That’s the way I feel about sailing. It changed my life – I hope it has or will change yours.
And I hope you will be vocal about what you like, dislike, or want more of from the sailing community. I sit on the Advisory Council of Boat US, was on the board of Sail America for six years and am still involved with its Marketing Committee, and am active with the keelboat committee at US SAILING. I welcome your thoughts and will share them with those that can and will be influenced by what you say.
As each of you go out and talk about your sailing experiences today and in the future, I hope you will encourage other women to join you and embrace the sailing lifestyle.
You heard earlier about NWSA’s scholarship fund to help young women through sailing. How many of you knew it even existed? Isn’t this a great way to help those less fortunate than us?
Think about reaching out to at least one young woman (each of you) and help her reach a successful career through mentoring and providing sailing opportunities.

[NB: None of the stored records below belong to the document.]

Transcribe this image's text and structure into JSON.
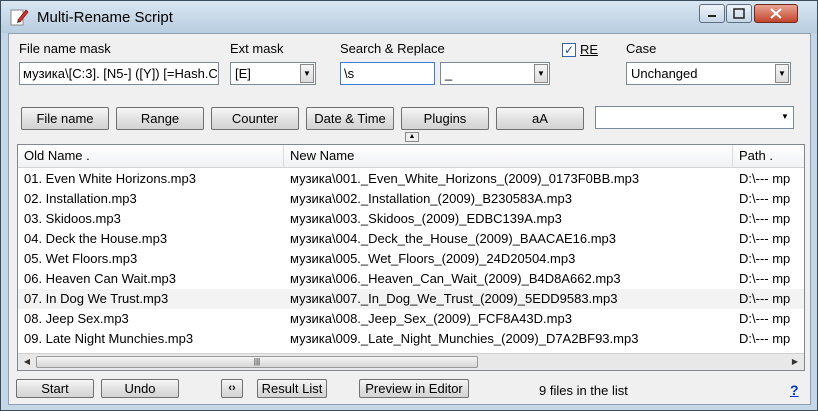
{
  "window": {
    "title": "Multi-Rename Script"
  },
  "mask": {
    "file_label": "File name mask",
    "file_value": "музика\\[C:3]. [N5-] ([Y]) [=Hash.C",
    "ext_label": "Ext mask",
    "ext_value": "[E]"
  },
  "search": {
    "label": "Search & Replace",
    "search_value": "\\s",
    "replace_value": "_",
    "re_label": "RE",
    "re_checked": true
  },
  "case": {
    "label": "Case",
    "value": "Unchanged"
  },
  "buttons": {
    "file_name": "File name",
    "range": "Range",
    "counter": "Counter",
    "date_time": "Date & Time",
    "plugins": "Plugins",
    "aa": "aA"
  },
  "list": {
    "columns": [
      "Old Name .",
      "New Name",
      "Path ."
    ],
    "rows": [
      {
        "old": "01. Even White Horizons.mp3",
        "new": "музика\\001._Even_White_Horizons_(2009)_0173F0BB.mp3",
        "path": "D:\\---  mp"
      },
      {
        "old": "02. Installation.mp3",
        "new": "музика\\002._Installation_(2009)_B230583A.mp3",
        "path": "D:\\---  mp"
      },
      {
        "old": "03. Skidoos.mp3",
        "new": "музика\\003._Skidoos_(2009)_EDBC139A.mp3",
        "path": "D:\\---  mp"
      },
      {
        "old": "04. Deck the House.mp3",
        "new": "музика\\004._Deck_the_House_(2009)_BAACAE16.mp3",
        "path": "D:\\---  mp"
      },
      {
        "old": "05. Wet Floors.mp3",
        "new": "музика\\005._Wet_Floors_(2009)_24D20504.mp3",
        "path": "D:\\---  mp"
      },
      {
        "old": "06. Heaven Can Wait.mp3",
        "new": "музика\\006._Heaven_Can_Wait_(2009)_B4D8A662.mp3",
        "path": "D:\\---  mp"
      },
      {
        "old": "07. In Dog We Trust.mp3",
        "new": "музика\\007._In_Dog_We_Trust_(2009)_5EDD9583.mp3",
        "path": "D:\\---  mp"
      },
      {
        "old": "08. Jeep Sex.mp3",
        "new": "музика\\008._Jeep_Sex_(2009)_FCF8A43D.mp3",
        "path": "D:\\---  mp"
      },
      {
        "old": "09. Late Night Munchies.mp3",
        "new": "музика\\009._Late_Night_Munchies_(2009)_D7A2BF93.mp3",
        "path": "D:\\---  mp"
      }
    ]
  },
  "footer": {
    "start": "Start",
    "undo": "Undo",
    "swap": "‹›",
    "result_list": "Result List",
    "preview": "Preview in Editor",
    "status": "9 files in the list",
    "help": "?"
  }
}
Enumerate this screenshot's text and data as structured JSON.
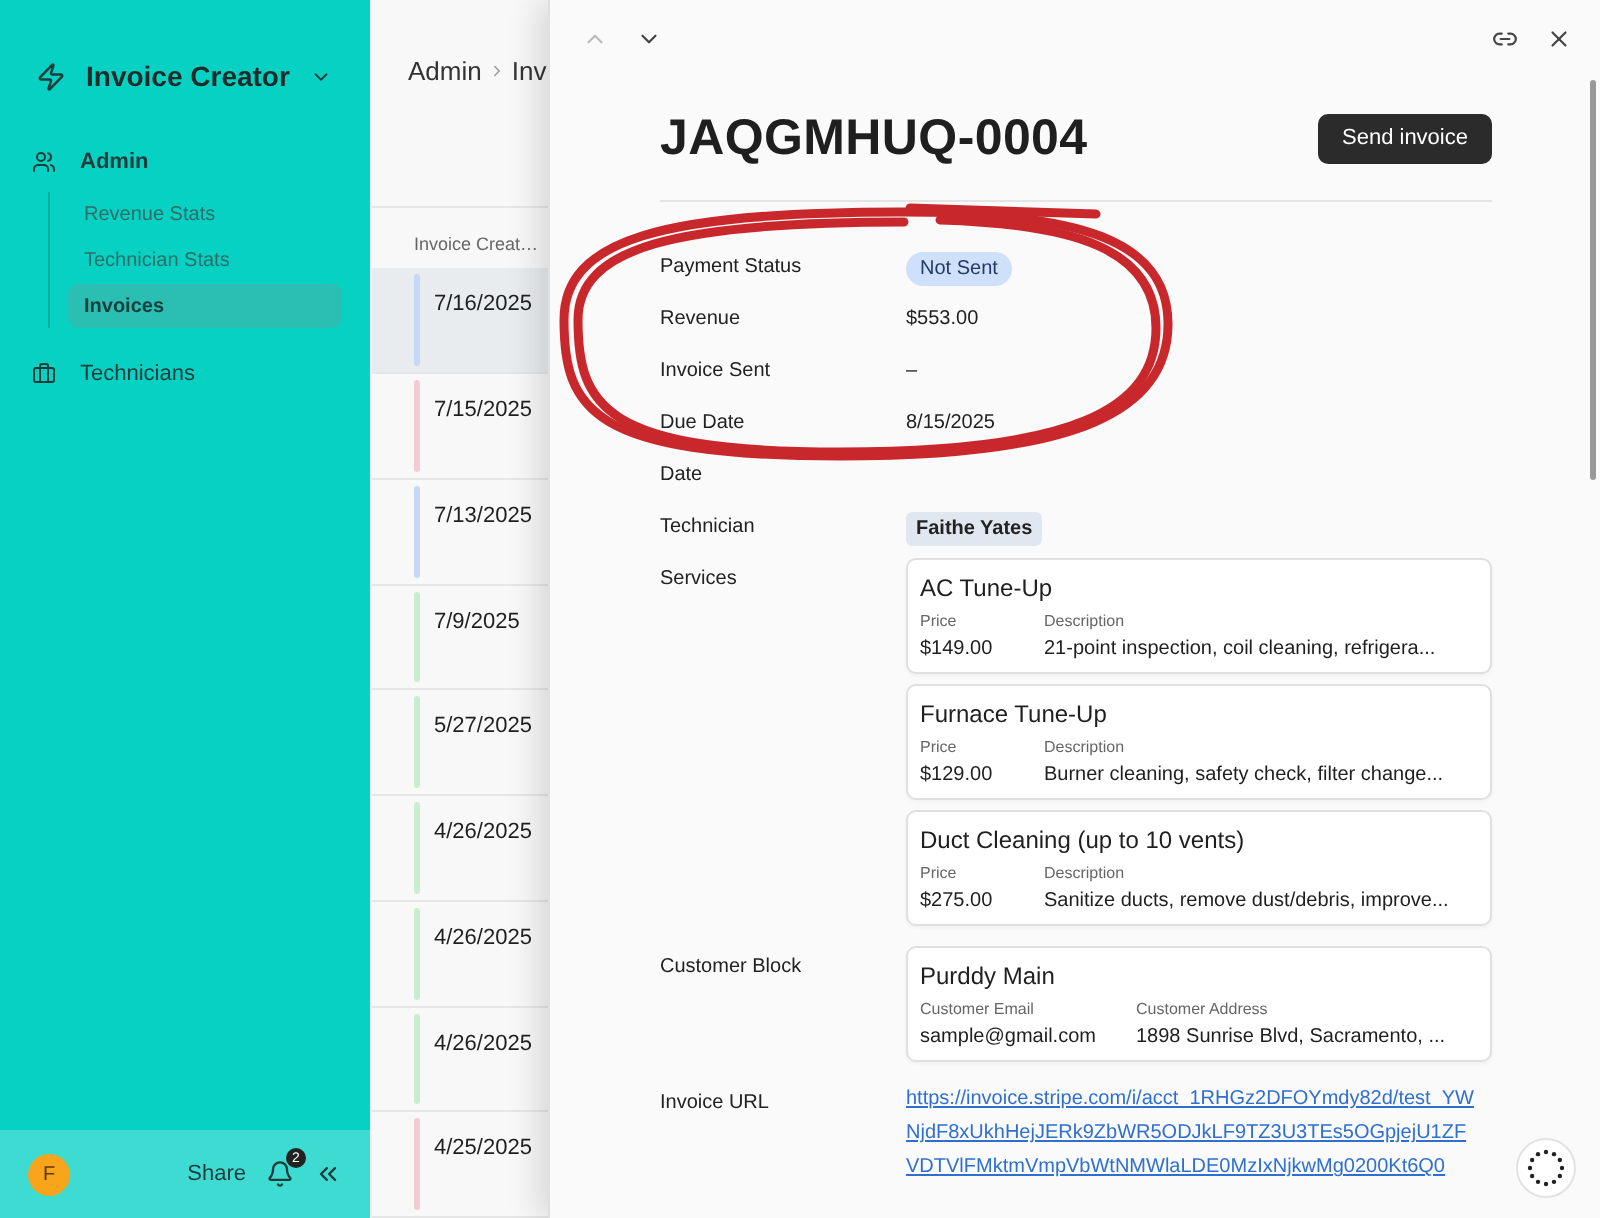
{
  "sidebar": {
    "app_title": "Invoice Creator",
    "groups": [
      {
        "label": "Admin",
        "children": [
          {
            "label": "Revenue Stats",
            "selected": false
          },
          {
            "label": "Technician Stats",
            "selected": false
          },
          {
            "label": "Invoices",
            "selected": true
          }
        ]
      },
      {
        "label": "Technicians"
      }
    ],
    "footer": {
      "avatar": "F",
      "share": "Share",
      "notifications": "2"
    }
  },
  "list": {
    "breadcrumb": [
      "Admin",
      "Inv"
    ],
    "column": "Invoice Creat…",
    "rows": [
      {
        "date": "7/16/2025",
        "color": "#c7d7f7",
        "selected": true
      },
      {
        "date": "7/15/2025",
        "color": "#f6c9d3",
        "selected": false
      },
      {
        "date": "7/13/2025",
        "color": "#c7d7f7",
        "selected": false
      },
      {
        "date": "7/9/2025",
        "color": "#c9edcf",
        "selected": false
      },
      {
        "date": "5/27/2025",
        "color": "#c9edcf",
        "selected": false
      },
      {
        "date": "4/26/2025",
        "color": "#c9edcf",
        "selected": false
      },
      {
        "date": "4/26/2025",
        "color": "#c9edcf",
        "selected": false
      },
      {
        "date": "4/26/2025",
        "color": "#c9edcf",
        "selected": false
      },
      {
        "date": "4/25/2025",
        "color": "#f6c9d3",
        "selected": false
      }
    ]
  },
  "detail": {
    "nav": {
      "previous_disabled": true,
      "next_disabled": false
    },
    "title": "JAQGMHUQ-0004",
    "send_button": "Send invoice",
    "fields": [
      {
        "kind": "pill",
        "label": "Payment Status",
        "value": "Not Sent"
      },
      {
        "kind": "text",
        "label": "Revenue",
        "value": "$553.00"
      },
      {
        "kind": "text",
        "label": "Invoice Sent",
        "value": "–"
      },
      {
        "kind": "text",
        "label": "Due Date",
        "value": "8/15/2025"
      },
      {
        "kind": "text",
        "label": "Date"
      },
      {
        "kind": "tag",
        "label": "Technician",
        "value": "Faithe Yates"
      },
      {
        "kind": "services",
        "label": "Services",
        "items": [
          {
            "name": "AC Tune-Up",
            "price_label": "Price",
            "description_label": "Description",
            "price": "$149.00",
            "description": "21-point inspection, coil cleaning, refrigera..."
          },
          {
            "name": "Furnace Tune-Up",
            "price_label": "Price",
            "description_label": "Description",
            "price": "$129.00",
            "description": "Burner cleaning, safety check, filter change..."
          },
          {
            "name": "Duct Cleaning (up to 10 vents)",
            "price_label": "Price",
            "description_label": "Description",
            "price": "$275.00",
            "description": "Sanitize ducts, remove dust/debris, improve..."
          }
        ]
      },
      {
        "kind": "customer",
        "label": "Customer Block",
        "name": "Purddy Main",
        "email_label": "Customer Email",
        "email": "sample@gmail.com",
        "address_label": "Customer Address",
        "address": "1898 Sunrise Blvd, Sacramento, ..."
      },
      {
        "kind": "link",
        "label": "Invoice URL",
        "value": "https://invoice.stripe.com/i/acct_1RHGz2DFOYmdy82d/test_YWNjdF8xUkhHejJERk9ZbWR5ODJkLF9TZ3U3TEs5OGpjejU1ZFVDTVlFMktmVmpVbWtNMWlaLDE0MzIxNjkwMg0200Kt6Q0"
      }
    ]
  }
}
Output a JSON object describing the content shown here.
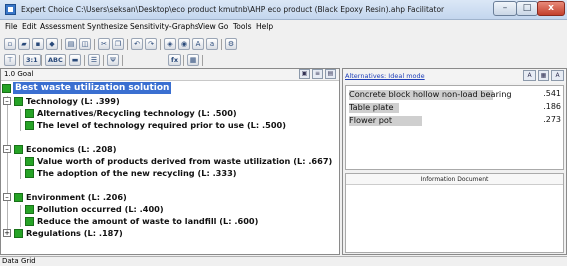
{
  "window": {
    "title": "Expert Choice   C:\\Users\\seksan\\Desktop\\eco product kmutnb\\AHP eco product (Black Epoxy Resin).ahp   Facilitator",
    "min_label": "–",
    "max_label": "□",
    "close_label": "x"
  },
  "menu": {
    "file": "File",
    "edit": "Edit",
    "assessment": "Assessment",
    "synthesize": "Synthesize",
    "sensitivity": "Sensitivity-Graphs",
    "view": "View",
    "go": "Go",
    "tools": "Tools",
    "help": "Help"
  },
  "toolbar": {
    "t_31": "3:1",
    "t_abc": "ABC",
    "t_fx": "fx"
  },
  "left_pane": {
    "header": "1.0 Goal",
    "goal": "Best waste utilization solution",
    "nodes": [
      {
        "label": "Technology (L: .399)"
      },
      {
        "label": "Alternatives/Recycling technology (L: .500)"
      },
      {
        "label": "The level of technology required prior to use (L: .500)"
      },
      {
        "label": "Economics (L: .208)"
      },
      {
        "label": "Value worth of products derived from waste utilization (L: .667)"
      },
      {
        "label": "The adoption of the new recycling (L: .333)"
      },
      {
        "label": "Environment (L: .206)"
      },
      {
        "label": "Pollution occurred (L: .400)"
      },
      {
        "label": "Reduce the amount of waste to landfill (L: .600)"
      },
      {
        "label": "Regulations (L: .187)"
      }
    ],
    "expanders": [
      "–",
      "–",
      "–",
      "+"
    ]
  },
  "right_pane": {
    "link": "Alternatives: Ideal mode",
    "alternatives": [
      {
        "name": "Concrete block hollow non-load bearing",
        "value": ".541",
        "fraction": 0.541
      },
      {
        "name": "Table plate",
        "value": ".186",
        "fraction": 0.186
      },
      {
        "name": "Flower pot",
        "value": ".273",
        "fraction": 0.273
      }
    ],
    "info_title": "Information Document"
  },
  "status": {
    "text": "Data Grid"
  },
  "colors": {
    "node_box": "#26a326",
    "goal_highlight": "#3a6fd1",
    "bar": "#cfcfcf"
  }
}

We all have a passion we need to share. We CAN make a difference in the lives of girls who have never felt the exhilaration and freedom of wind in their hair under sail, never held the helm of a sailboat and experienced the power of making that boat go where THEY want it to go.
Sailing soothes my soul.
On a particularly tiring day in my office not long ago, I remembered my first night sail, crossing the Anegada Passage in the British Virgin Islands. I’d like to share with you what I wrote that stressful day…
When was the last time you saw a shooting star? Never . . . you say? Look up! High overhead, beyond the city glare stars streak across the heavens in orchestral profusion. And I, gazing aloft to a sky so dark Its velvet touch envelopes my peaceful soul, wonder which tiny light in the canopy above will tempt my imagination tonight. Startling the slow pace of a cruiser’s pulse with a sudden dart into oblivion before my very eyes. Ah peace! Gentle solitude. As we swing lazily across the moon’s shadow, undulating ripples stream from our bow. Soft, sweet lapping against the hull. Reassuring chirps of iridescent plankton light the surface as the boat stirs the water below. When was the last time you saw a shooting star? Never . . . you say? You must before you go. Come sail and drift and dream with us. Come sit silently on deck as the moon rises to cut a path from here to . . . wherever . . . And watch in wonder as a shooting star stirs the heavens above.
I believe we women can do anything we want – because we sail. Let’s take our passion for sailing to new and inspiring heights for those girls and women who… in this unsettled world… deserve a far better life.